I picked up “Silk Spectre #1”, not because I have any particular feelings toward the character – she was never one of my favourites – but because Amanda Connor was involved. And Amanda Connor IS one of my favourites.
So with that, I'm going to begin this review by discussing the artwork. I've heard some people claim Amanda's work on “Silk Spectre” is her best to date. Personally, I won't claim anything of the sort, simply because I feel that would cheapen everything Amanda's done up until this point. What I WILL say is that Amanda delivers her same, consistently great artwork, and if you're a fan, you won't be disappointed. Her characters are expressive and her lines are strong and clear. In short, I purchased this comic based on Amanda's involvement alone, and she didn't let me down.
The story, on the other hand, left a little to be desired, and I don't know how to discuss it without including some spoilers, so... SPOILER ALERT. Stop reading here if me ruining things like the ending will bother you.
Okay. The story begins with some really strong dialogue between Laurel Jane and her mother. In fact, there were a few lines - “Oh Sweetie, you're too young to hate. Wait until you're older and the world gives you a good reason. Trust me, it won't let you down.” - that I reread a few times simply because they were so good. But in the end, I found the story fell short for three main reasons:
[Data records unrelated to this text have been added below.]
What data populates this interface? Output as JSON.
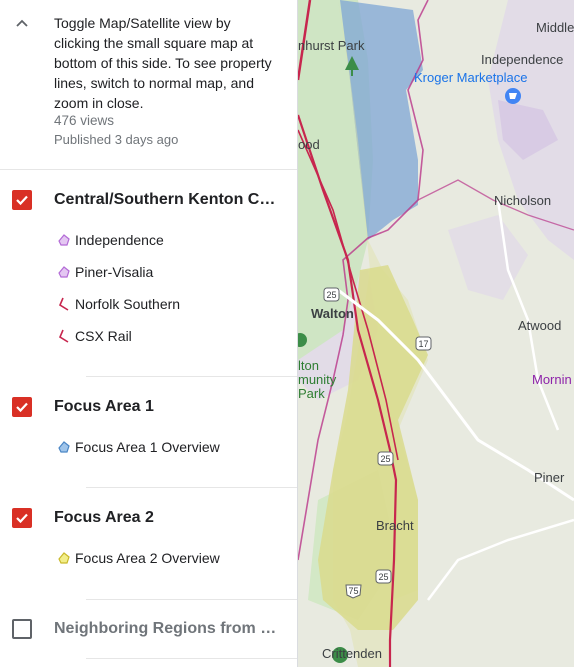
{
  "description": {
    "text": "Toggle Map/Satellite view by clicking the small square map at bottom of this side. To see property lines, switch to normal map, and zoom in close.",
    "views": "476 views",
    "published": "Published 3 days ago"
  },
  "layers": [
    {
      "title": "Central/Southern Kenton County",
      "checked": true,
      "items": [
        "Independence",
        "Piner-Visalia",
        "Norfolk Southern",
        "CSX Rail"
      ]
    },
    {
      "title": "Focus Area 1",
      "checked": true,
      "items": [
        "Focus Area 1 Overview"
      ]
    },
    {
      "title": "Focus Area 2",
      "checked": true,
      "items": [
        "Focus Area 2 Overview"
      ]
    },
    {
      "title": "Neighboring Regions from Central/Southern Kenton County",
      "checked": false,
      "items": []
    }
  ],
  "map": {
    "labels": {
      "middle": "Middle",
      "independence": "Independence",
      "kroger": "Kroger Marketplace",
      "hurst_park": "nhurst Park",
      "ood": "ood",
      "nicholson": "Nicholson",
      "walton": "Walton",
      "atwood": "Atwood",
      "morning": "Mornin",
      "lton": "lton",
      "munity": "munity",
      "park": "Park",
      "piner": "Piner",
      "bracht": "Bracht",
      "crittenden": "Crittenden"
    },
    "shields": {
      "s25a": "25",
      "s17": "17",
      "s25b": "25",
      "s25c": "25",
      "s75": "75"
    },
    "colors": {
      "focus1": "#7fa6d6",
      "focus2": "#d9da8c",
      "road": "#c7264e"
    }
  }
}
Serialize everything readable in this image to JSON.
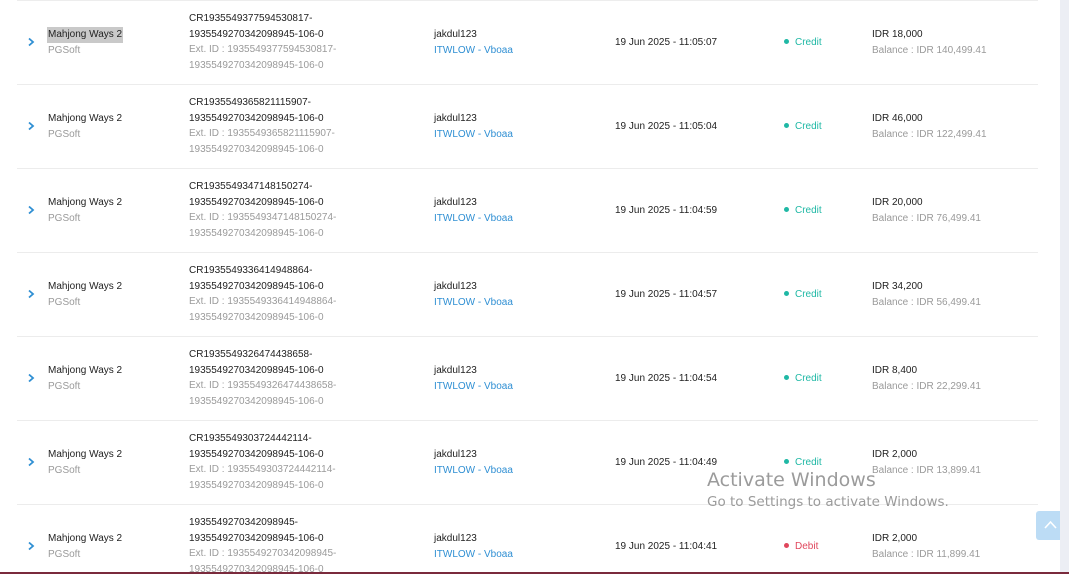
{
  "rows": [
    {
      "game": "Mahjong Ways 2",
      "provider": "PGSoft",
      "txn_line1": "CR1935549377594530817-",
      "txn_line2": "1935549270342098945-106-0",
      "ext_line1": "Ext. ID : 1935549377594530817-",
      "ext_line2": "1935549270342098945-106-0",
      "user": "jakdul123",
      "agent": "ITWLOW - Vboaa",
      "time": "19 Jun 2025 - 11:05:07",
      "type": "Credit",
      "amount": "IDR 18,000",
      "balance": "Balance : IDR 140,499.41"
    },
    {
      "game": "Mahjong Ways 2",
      "provider": "PGSoft",
      "txn_line1": "CR1935549365821115907-",
      "txn_line2": "1935549270342098945-106-0",
      "ext_line1": "Ext. ID : 1935549365821115907-",
      "ext_line2": "1935549270342098945-106-0",
      "user": "jakdul123",
      "agent": "ITWLOW - Vboaa",
      "time": "19 Jun 2025 - 11:05:04",
      "type": "Credit",
      "amount": "IDR 46,000",
      "balance": "Balance : IDR 122,499.41"
    },
    {
      "game": "Mahjong Ways 2",
      "provider": "PGSoft",
      "txn_line1": "CR1935549347148150274-",
      "txn_line2": "1935549270342098945-106-0",
      "ext_line1": "Ext. ID : 1935549347148150274-",
      "ext_line2": "1935549270342098945-106-0",
      "user": "jakdul123",
      "agent": "ITWLOW - Vboaa",
      "time": "19 Jun 2025 - 11:04:59",
      "type": "Credit",
      "amount": "IDR 20,000",
      "balance": "Balance : IDR 76,499.41"
    },
    {
      "game": "Mahjong Ways 2",
      "provider": "PGSoft",
      "txn_line1": "CR1935549336414948864-",
      "txn_line2": "1935549270342098945-106-0",
      "ext_line1": "Ext. ID : 1935549336414948864-",
      "ext_line2": "1935549270342098945-106-0",
      "user": "jakdul123",
      "agent": "ITWLOW - Vboaa",
      "time": "19 Jun 2025 - 11:04:57",
      "type": "Credit",
      "amount": "IDR 34,200",
      "balance": "Balance : IDR 56,499.41"
    },
    {
      "game": "Mahjong Ways 2",
      "provider": "PGSoft",
      "txn_line1": "CR1935549326474438658-",
      "txn_line2": "1935549270342098945-106-0",
      "ext_line1": "Ext. ID : 1935549326474438658-",
      "ext_line2": "1935549270342098945-106-0",
      "user": "jakdul123",
      "agent": "ITWLOW - Vboaa",
      "time": "19 Jun 2025 - 11:04:54",
      "type": "Credit",
      "amount": "IDR 8,400",
      "balance": "Balance : IDR 22,299.41"
    },
    {
      "game": "Mahjong Ways 2",
      "provider": "PGSoft",
      "txn_line1": "CR1935549303724442114-",
      "txn_line2": "1935549270342098945-106-0",
      "ext_line1": "Ext. ID : 1935549303724442114-",
      "ext_line2": "1935549270342098945-106-0",
      "user": "jakdul123",
      "agent": "ITWLOW - Vboaa",
      "time": "19 Jun 2025 - 11:04:49",
      "type": "Credit",
      "amount": "IDR 2,000",
      "balance": "Balance : IDR 13,899.41"
    },
    {
      "game": "Mahjong Ways 2",
      "provider": "PGSoft",
      "txn_line1": "1935549270342098945-",
      "txn_line2": "1935549270342098945-106-0",
      "ext_line1": "Ext. ID : 1935549270342098945-",
      "ext_line2": "1935549270342098945-106-0",
      "user": "jakdul123",
      "agent": "ITWLOW - Vboaa",
      "time": "19 Jun 2025 - 11:04:41",
      "type": "Debit",
      "amount": "IDR 2,000",
      "balance": "Balance : IDR 11,899.41"
    }
  ],
  "watermark": {
    "title": "Activate Windows",
    "subtitle": "Go to Settings to activate Windows."
  },
  "colors": {
    "credit": "#1fb8a5",
    "debit": "#e0465c",
    "link": "#2f8fd3"
  },
  "icons": {
    "row_toggle": "chevron-right-icon",
    "scroll_top": "chevron-up-icon"
  }
}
1) Nothing really happens. The issue was focused more on character development. That, in itself, isn't always a bad thing, but if you're going to spend the entire issue developing character, you've also got to foreshadow some big events to come – something that will hook the reader and make them come back to see how everything plays itself out. And, failing that, at least have a cliffhanger ending.
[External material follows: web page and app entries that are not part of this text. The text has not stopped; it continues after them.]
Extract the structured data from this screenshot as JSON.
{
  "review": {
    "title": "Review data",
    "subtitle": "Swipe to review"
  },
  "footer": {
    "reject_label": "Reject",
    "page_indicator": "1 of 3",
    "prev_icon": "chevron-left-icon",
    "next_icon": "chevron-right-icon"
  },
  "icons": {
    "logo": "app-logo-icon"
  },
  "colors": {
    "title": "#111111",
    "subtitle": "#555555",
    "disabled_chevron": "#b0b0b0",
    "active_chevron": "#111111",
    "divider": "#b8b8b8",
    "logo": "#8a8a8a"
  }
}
Sadly, none of this happened.
2) Greg professes his love to Laurel after spending only a few hours with her. This was a bit too heavy-handed for me – and while I'm sure things like this DO happen occasionally, when it DOES happen, I'm always left looking for something into which to vomit. I would have preferred Laurel daydreaming the profession of love rather than it actually happening, because it had already been established that she was a dreamer. In fact, her first meeting with Greg had her envisioning their wedding. I would have found it more believable to have a naive, sheltered girl projecting onto some nice guy her own dreams of being “whisked away by Prince Charming.” And this would have tied back nicely to the opening scene with the fairytale snow globe.
3) The ending consists of Laurel and Greg riding off into the sunset (literally). Nothing that would make me want to return next month to see what happens. In fact, this could have easy been a stand-alone issue. As the first of four, however, there's not much here to bring one back for issue two.
In short, great artwork is brought down by an average story, and while I WILL return to see what happens next, this decision is based solely on Amanda's involvement rather than any real interest in the story.